What the task asks ▸
Restate every record that follows, keeping it exact.

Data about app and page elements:
▶
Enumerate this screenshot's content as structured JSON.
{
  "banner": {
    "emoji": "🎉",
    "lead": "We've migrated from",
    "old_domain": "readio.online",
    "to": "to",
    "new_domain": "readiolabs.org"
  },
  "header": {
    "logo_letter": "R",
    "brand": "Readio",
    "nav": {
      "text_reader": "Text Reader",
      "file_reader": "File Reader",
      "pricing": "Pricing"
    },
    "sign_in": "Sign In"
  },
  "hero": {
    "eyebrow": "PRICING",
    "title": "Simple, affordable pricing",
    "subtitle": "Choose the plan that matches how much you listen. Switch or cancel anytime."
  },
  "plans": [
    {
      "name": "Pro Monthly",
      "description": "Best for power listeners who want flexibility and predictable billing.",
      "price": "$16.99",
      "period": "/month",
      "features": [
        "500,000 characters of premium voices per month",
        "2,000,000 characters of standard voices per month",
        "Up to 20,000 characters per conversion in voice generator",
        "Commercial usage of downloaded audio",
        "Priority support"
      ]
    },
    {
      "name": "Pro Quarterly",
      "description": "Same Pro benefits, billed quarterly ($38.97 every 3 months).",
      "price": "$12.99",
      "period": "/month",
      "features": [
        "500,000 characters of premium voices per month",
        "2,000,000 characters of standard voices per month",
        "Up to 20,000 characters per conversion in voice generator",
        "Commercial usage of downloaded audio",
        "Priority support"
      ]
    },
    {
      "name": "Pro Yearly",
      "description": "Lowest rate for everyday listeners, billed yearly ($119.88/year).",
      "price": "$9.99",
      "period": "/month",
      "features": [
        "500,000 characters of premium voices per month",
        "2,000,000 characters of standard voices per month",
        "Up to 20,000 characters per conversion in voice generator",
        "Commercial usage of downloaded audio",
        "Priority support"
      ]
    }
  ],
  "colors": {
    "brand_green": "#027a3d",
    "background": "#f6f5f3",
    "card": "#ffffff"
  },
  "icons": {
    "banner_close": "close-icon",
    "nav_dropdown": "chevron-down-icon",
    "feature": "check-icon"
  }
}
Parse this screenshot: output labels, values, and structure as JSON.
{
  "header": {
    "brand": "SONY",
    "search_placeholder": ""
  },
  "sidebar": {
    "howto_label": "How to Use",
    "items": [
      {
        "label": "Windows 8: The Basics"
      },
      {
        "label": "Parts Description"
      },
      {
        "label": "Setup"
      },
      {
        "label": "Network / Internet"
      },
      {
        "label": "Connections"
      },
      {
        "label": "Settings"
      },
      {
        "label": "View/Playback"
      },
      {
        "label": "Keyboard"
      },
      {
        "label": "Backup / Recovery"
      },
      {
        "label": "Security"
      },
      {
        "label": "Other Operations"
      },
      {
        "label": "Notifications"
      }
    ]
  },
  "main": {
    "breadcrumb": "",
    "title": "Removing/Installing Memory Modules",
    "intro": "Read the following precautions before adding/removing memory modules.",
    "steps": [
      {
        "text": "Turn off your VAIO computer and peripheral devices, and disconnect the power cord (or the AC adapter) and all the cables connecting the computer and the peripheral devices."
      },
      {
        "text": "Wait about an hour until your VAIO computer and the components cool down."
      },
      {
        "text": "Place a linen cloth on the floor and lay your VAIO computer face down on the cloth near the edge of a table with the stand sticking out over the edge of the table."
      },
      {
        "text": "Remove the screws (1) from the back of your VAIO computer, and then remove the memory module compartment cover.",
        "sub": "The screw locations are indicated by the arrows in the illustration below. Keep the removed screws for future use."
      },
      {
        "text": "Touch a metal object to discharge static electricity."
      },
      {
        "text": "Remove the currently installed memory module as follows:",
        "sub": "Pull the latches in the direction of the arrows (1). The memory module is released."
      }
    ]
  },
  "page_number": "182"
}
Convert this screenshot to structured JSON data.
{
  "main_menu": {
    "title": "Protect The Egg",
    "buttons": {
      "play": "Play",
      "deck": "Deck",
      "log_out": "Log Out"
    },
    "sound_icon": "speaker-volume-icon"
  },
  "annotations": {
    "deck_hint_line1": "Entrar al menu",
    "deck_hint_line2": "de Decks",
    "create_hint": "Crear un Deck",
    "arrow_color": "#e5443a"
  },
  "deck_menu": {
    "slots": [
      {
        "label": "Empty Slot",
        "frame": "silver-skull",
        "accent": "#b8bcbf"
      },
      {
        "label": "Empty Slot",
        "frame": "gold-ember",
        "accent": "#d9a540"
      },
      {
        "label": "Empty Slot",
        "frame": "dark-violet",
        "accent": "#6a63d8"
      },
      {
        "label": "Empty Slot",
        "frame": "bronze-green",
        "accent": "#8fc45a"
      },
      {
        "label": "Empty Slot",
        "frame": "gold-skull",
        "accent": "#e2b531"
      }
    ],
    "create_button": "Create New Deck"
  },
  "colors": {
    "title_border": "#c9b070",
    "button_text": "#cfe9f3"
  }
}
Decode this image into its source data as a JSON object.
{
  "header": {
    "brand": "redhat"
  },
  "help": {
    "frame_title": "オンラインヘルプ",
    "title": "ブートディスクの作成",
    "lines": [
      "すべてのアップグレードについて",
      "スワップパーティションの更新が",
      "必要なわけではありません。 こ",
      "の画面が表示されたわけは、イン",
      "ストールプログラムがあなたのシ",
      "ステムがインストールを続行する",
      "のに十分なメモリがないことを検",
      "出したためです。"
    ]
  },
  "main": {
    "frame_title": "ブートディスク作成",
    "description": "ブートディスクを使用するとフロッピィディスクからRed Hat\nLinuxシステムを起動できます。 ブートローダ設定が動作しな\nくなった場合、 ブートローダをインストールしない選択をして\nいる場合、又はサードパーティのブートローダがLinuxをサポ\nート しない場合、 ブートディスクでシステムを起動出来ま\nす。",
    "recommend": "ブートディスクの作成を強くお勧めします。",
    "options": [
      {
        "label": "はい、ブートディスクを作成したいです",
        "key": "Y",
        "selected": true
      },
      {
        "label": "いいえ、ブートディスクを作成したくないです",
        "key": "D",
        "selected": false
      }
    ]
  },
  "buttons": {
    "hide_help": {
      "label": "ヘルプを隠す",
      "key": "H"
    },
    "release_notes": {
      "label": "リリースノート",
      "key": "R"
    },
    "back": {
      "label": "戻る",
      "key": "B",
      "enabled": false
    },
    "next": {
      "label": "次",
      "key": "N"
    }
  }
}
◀
Output of the exercise ▸
Enumerate this screenshot's content as structured JSON.
{
  "banner": {
    "emoji": "🎉",
    "lead": "We've migrated from",
    "old_domain": "readio.online",
    "to": "to",
    "new_domain": "readiolabs.org"
  },
  "header": {
    "logo_letter": "R",
    "brand": "Readio",
    "nav": {
      "text_reader": "Text Reader",
      "file_reader": "File Reader",
      "pricing": "Pricing"
    },
    "sign_in": "Sign In"
  },
  "hero": {
    "eyebrow": "PRICING",
    "title": "Simple, affordable pricing",
    "subtitle": "Choose the plan that matches how much you listen. Switch or cancel anytime."
  },
  "plans": [
    {
      "name": "Pro Monthly",
      "description": "Best for power listeners who want flexibility and predictable billing.",
      "price": "$16.99",
      "period": "/month",
      "features": [
        "500,000 characters of premium voices per month",
        "2,000,000 characters of standard voices per month",
        "Up to 20,000 characters per conversion in voice generator",
        "Commercial usage of downloaded audio",
        "Priority support"
      ]
    },
    {
      "name": "Pro Quarterly",
      "description": "Same Pro benefits, billed quarterly ($38.97 every 3 months).",
      "price": "$12.99",
      "period": "/month",
      "features": [
        "500,000 characters of premium voices per month",
        "2,000,000 characters of standard voices per month",
        "Up to 20,000 characters per conversion in voice generator",
        "Commercial usage of downloaded audio",
        "Priority support"
      ]
    },
    {
      "name": "Pro Yearly",
      "description": "Lowest rate for everyday listeners, billed yearly ($119.88/year).",
      "price": "$9.99",
      "period": "/month",
      "features": [
        "500,000 characters of premium voices per month",
        "2,000,000 characters of standard voices per month",
        "Up to 20,000 characters per conversion in voice generator",
        "Commercial usage of downloaded audio",
        "Priority support"
      ]
    }
  ],
  "colors": {
    "brand_green": "#027a3d",
    "background": "#f6f5f3",
    "card": "#ffffff"
  },
  "icons": {
    "banner_close": "close-icon",
    "nav_dropdown": "chevron-down-icon",
    "feature": "check-icon"
  }
}
Parse this screenshot: output labels, values, and structure as JSON.
{
  "header": {
    "brand": "SONY",
    "search_placeholder": ""
  },
  "sidebar": {
    "howto_label": "How to Use",
    "items": [
      {
        "label": "Windows 8: The Basics"
      },
      {
        "label": "Parts Description"
      },
      {
        "label": "Setup"
      },
      {
        "label": "Network / Internet"
      },
      {
        "label": "Connections"
      },
      {
        "label": "Settings"
      },
      {
        "label": "View/Playback"
      },
      {
        "label": "Keyboard"
      },
      {
        "label": "Backup / Recovery"
      },
      {
        "label": "Security"
      },
      {
        "label": "Other Operations"
      },
      {
        "label": "Notifications"
      }
    ]
  },
  "main": {
    "breadcrumb": "",
    "title": "Removing/Installing Memory Modules",
    "intro": "Read the following precautions before adding/removing memory modules.",
    "steps": [
      {
        "text": "Turn off your VAIO computer and peripheral devices, and disconnect the power cord (or the AC adapter) and all the cables connecting the computer and the peripheral devices."
      },
      {
        "text": "Wait about an hour until your VAIO computer and the components cool down."
      },
      {
        "text": "Place a linen cloth on the floor and lay your VAIO computer face down on the cloth near the edge of a table with the stand sticking out over the edge of the table."
      },
      {
        "text": "Remove the screws (1) from the back of your VAIO computer, and then remove the memory module compartment cover.",
        "sub": "The screw locations are indicated by the arrows in the illustration below. Keep the removed screws for future use."
      },
      {
        "text": "Touch a metal object to discharge static electricity."
      },
      {
        "text": "Remove the currently installed memory module as follows:",
        "sub": "Pull the latches in the direction of the arrows (1). The memory module is released."
      }
    ]
  },
  "page_number": "182"
}
Convert this screenshot to structured JSON data.
{
  "main_menu": {
    "title": "Protect The Egg",
    "buttons": {
      "play": "Play",
      "deck": "Deck",
      "log_out": "Log Out"
    },
    "sound_icon": "speaker-volume-icon"
  },
  "annotations": {
    "deck_hint_line1": "Entrar al menu",
    "deck_hint_line2": "de Decks",
    "create_hint": "Crear un Deck",
    "arrow_color": "#e5443a"
  },
  "deck_menu": {
    "slots": [
      {
        "label": "Empty Slot",
        "frame": "silver-skull",
        "accent": "#b8bcbf"
      },
      {
        "label": "Empty Slot",
        "frame": "gold-ember",
        "accent": "#d9a540"
      },
      {
        "label": "Empty Slot",
        "frame": "dark-violet",
        "accent": "#6a63d8"
      },
      {
        "label": "Empty Slot",
        "frame": "bronze-green",
        "accent": "#8fc45a"
      },
      {
        "label": "Empty Slot",
        "frame": "gold-skull",
        "accent": "#e2b531"
      }
    ],
    "create_button": "Create New Deck"
  },
  "colors": {
    "title_border": "#c9b070",
    "button_text": "#cfe9f3"
  }
}
Decode this image into its source data as a JSON object.
{
  "header": {
    "brand": "redhat"
  },
  "help": {
    "frame_title": "オンラインヘルプ",
    "title": "ブートディスクの作成",
    "lines": [
      "すべてのアップグレードについて",
      "スワップパーティションの更新が",
      "必要なわけではありません。 こ",
      "の画面が表示されたわけは、イン",
      "ストールプログラムがあなたのシ",
      "ステムがインストールを続行する",
      "のに十分なメモリがないことを検",
      "出したためです。"
    ]
  },
  "main": {
    "frame_title": "ブートディスク作成",
    "description": "ブートディスクを使用するとフロッピィディスクからRed Hat\nLinuxシステムを起動できます。 ブートローダ設定が動作しな\nくなった場合、 ブートローダをインストールしない選択をして\nいる場合、又はサードパーティのブートローダがLinuxをサポ\nート しない場合、 ブートディスクでシステムを起動出来ま\nす。",
    "recommend": "ブートディスクの作成を強くお勧めします。",
    "options": [
      {
        "label": "はい、ブートディスクを作成したいです",
        "key": "Y",
        "selected": true
      },
      {
        "label": "いいえ、ブートディスクを作成したくないです",
        "key": "D",
        "selected": false
      }
    ]
  },
  "buttons": {
    "hide_help": {
      "label": "ヘルプを隠す",
      "key": "H"
    },
    "release_notes": {
      "label": "リリースノート",
      "key": "R"
    },
    "back": {
      "label": "戻る",
      "key": "B",
      "enabled": false
    },
    "next": {
      "label": "次",
      "key": "N"
    }
  }
}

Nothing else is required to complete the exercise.